(Beginning of Records for this exercise)
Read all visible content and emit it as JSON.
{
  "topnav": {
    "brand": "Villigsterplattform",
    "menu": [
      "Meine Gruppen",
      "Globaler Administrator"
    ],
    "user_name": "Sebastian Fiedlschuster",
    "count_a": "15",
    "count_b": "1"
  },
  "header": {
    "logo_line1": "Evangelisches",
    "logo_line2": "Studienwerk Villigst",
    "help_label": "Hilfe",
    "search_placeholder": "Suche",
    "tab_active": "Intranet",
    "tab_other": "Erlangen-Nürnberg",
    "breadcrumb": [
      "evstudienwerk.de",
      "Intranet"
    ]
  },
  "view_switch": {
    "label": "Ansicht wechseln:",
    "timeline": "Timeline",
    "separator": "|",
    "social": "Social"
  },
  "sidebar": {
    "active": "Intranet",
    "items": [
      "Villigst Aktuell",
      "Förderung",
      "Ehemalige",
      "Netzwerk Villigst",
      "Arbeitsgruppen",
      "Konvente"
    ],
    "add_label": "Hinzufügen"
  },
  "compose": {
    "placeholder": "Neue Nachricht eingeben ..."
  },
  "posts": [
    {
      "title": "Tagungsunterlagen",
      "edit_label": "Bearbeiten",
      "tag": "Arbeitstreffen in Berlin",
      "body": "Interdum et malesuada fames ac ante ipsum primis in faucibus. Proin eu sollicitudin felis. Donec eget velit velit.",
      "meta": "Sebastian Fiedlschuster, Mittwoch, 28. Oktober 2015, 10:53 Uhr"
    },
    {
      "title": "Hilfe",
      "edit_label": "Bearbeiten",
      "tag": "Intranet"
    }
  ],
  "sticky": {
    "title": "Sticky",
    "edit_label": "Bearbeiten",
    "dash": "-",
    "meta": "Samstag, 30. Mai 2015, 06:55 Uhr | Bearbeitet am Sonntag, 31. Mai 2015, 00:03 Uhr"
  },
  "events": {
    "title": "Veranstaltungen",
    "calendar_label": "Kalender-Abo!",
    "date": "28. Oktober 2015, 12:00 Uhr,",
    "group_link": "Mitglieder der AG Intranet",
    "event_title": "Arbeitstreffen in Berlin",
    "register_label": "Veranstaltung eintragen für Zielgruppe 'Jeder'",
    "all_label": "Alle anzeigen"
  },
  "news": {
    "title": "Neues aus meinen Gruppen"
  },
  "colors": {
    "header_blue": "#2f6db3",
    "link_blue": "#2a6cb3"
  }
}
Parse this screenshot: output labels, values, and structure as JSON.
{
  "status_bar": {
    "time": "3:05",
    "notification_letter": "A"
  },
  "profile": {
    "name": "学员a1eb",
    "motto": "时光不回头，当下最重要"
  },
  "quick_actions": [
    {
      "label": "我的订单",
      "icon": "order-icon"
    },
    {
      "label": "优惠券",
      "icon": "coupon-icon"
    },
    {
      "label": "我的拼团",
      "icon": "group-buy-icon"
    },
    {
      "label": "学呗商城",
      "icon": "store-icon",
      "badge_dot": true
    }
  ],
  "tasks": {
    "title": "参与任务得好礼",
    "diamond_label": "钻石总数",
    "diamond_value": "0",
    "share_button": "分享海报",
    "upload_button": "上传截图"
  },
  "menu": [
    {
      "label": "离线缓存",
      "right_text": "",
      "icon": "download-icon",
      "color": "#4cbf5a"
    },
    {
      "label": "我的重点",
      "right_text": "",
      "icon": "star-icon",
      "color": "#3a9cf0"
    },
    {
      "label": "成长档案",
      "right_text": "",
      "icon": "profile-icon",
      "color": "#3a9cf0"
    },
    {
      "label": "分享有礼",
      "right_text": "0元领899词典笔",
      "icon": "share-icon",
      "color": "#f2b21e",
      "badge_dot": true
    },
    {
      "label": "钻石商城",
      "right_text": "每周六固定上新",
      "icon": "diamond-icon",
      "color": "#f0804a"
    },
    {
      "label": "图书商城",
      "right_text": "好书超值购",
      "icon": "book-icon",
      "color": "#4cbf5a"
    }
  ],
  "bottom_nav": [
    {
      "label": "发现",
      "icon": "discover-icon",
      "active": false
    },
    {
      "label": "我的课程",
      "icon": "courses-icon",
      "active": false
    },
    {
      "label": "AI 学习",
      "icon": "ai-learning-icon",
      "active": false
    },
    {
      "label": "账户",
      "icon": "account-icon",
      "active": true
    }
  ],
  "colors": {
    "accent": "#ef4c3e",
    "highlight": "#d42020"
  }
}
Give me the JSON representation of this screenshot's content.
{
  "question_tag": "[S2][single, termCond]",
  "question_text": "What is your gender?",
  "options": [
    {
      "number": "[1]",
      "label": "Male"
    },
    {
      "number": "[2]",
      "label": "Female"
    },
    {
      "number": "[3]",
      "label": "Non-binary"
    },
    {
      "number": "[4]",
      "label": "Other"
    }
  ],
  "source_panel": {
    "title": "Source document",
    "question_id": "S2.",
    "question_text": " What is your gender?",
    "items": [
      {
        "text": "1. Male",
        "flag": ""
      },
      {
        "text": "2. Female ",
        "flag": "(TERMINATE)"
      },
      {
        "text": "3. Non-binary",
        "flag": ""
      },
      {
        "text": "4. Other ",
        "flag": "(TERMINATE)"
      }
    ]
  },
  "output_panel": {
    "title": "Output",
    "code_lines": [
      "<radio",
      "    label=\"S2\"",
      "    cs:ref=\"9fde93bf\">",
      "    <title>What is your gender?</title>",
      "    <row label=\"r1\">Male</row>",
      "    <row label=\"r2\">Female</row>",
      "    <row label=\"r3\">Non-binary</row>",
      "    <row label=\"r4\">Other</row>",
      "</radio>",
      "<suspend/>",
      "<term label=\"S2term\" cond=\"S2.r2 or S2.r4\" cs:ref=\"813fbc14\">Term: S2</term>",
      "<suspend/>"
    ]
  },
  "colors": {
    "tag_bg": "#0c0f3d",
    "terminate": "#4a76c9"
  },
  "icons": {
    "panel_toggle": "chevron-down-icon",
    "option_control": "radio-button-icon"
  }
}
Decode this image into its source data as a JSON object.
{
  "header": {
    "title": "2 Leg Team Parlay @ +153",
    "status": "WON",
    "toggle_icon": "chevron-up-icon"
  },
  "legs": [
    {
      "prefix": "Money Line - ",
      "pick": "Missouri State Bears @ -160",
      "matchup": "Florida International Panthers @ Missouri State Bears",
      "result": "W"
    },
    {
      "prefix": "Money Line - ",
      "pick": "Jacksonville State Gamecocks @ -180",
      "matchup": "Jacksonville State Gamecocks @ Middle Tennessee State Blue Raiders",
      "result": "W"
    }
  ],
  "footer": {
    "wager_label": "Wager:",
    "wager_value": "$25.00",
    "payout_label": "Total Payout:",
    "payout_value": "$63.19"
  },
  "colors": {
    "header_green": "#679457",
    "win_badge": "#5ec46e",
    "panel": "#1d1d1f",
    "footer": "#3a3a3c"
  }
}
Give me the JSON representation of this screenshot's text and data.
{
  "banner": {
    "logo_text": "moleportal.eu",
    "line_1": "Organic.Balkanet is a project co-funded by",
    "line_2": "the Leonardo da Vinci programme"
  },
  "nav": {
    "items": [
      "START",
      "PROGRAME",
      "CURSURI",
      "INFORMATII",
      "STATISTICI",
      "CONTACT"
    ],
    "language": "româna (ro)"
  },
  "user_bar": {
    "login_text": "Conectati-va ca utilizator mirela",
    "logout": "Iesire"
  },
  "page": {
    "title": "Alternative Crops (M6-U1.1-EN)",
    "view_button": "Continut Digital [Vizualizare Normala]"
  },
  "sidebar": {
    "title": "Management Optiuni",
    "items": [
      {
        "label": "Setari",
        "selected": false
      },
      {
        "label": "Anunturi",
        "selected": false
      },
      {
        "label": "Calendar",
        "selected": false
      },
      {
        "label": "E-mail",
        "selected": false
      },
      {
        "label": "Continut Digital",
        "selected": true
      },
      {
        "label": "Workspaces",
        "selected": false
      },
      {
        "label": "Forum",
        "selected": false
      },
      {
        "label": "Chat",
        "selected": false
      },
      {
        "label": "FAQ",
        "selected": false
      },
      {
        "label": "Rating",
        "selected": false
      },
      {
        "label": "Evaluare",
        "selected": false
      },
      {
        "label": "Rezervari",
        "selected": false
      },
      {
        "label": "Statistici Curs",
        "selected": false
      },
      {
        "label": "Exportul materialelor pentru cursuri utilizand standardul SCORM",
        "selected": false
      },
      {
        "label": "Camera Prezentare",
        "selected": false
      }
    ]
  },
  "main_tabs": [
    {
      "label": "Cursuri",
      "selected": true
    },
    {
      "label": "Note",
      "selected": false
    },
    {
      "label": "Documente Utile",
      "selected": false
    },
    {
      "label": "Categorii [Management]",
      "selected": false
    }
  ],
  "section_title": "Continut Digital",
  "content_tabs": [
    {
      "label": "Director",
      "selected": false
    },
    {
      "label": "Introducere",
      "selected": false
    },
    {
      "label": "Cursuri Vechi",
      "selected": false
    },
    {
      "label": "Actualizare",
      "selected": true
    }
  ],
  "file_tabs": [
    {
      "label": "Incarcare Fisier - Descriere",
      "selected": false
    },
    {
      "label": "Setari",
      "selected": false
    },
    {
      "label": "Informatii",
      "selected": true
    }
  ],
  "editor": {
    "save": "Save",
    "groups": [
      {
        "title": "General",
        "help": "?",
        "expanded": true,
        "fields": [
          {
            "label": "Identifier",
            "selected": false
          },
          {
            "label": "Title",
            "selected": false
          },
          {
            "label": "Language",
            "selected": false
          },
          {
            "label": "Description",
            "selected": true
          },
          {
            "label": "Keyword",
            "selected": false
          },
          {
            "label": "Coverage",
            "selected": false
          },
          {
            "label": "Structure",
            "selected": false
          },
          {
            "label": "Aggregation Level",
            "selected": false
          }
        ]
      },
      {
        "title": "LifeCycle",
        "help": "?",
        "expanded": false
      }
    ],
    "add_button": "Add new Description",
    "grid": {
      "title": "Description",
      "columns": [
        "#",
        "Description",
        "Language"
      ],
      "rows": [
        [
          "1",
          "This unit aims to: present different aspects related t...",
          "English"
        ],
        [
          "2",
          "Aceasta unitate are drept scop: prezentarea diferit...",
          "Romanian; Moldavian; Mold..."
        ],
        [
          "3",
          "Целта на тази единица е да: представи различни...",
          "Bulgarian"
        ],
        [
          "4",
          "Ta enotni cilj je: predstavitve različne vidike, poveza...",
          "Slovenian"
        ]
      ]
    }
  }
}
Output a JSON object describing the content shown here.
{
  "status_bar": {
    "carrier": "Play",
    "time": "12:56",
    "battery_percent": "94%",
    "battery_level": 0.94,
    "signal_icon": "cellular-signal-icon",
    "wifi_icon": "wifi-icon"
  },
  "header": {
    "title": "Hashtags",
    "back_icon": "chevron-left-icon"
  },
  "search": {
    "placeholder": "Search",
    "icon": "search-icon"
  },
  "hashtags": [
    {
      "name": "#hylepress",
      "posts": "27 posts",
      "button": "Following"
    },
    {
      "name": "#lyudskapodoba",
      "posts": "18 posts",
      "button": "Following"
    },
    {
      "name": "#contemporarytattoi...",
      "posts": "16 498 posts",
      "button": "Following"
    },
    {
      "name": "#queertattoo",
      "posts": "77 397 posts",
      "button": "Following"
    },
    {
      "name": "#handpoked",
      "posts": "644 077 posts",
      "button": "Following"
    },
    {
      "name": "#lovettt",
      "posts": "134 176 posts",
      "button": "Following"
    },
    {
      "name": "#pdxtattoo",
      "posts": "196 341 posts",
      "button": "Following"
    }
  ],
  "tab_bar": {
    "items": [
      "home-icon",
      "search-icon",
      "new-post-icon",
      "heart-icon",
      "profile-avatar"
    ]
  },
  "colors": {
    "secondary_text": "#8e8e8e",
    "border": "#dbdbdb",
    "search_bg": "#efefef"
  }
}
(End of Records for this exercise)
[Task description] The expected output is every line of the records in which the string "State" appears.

[Written answer]
      "pick": "Missouri State Bears @ -160",
      "matchup": "Florida International Panthers @ Missouri State Bears",
      "pick": "Jacksonville State Gamecocks @ -180",
      "matchup": "Jacksonville State Gamecocks @ Middle Tennessee State Blue Raiders",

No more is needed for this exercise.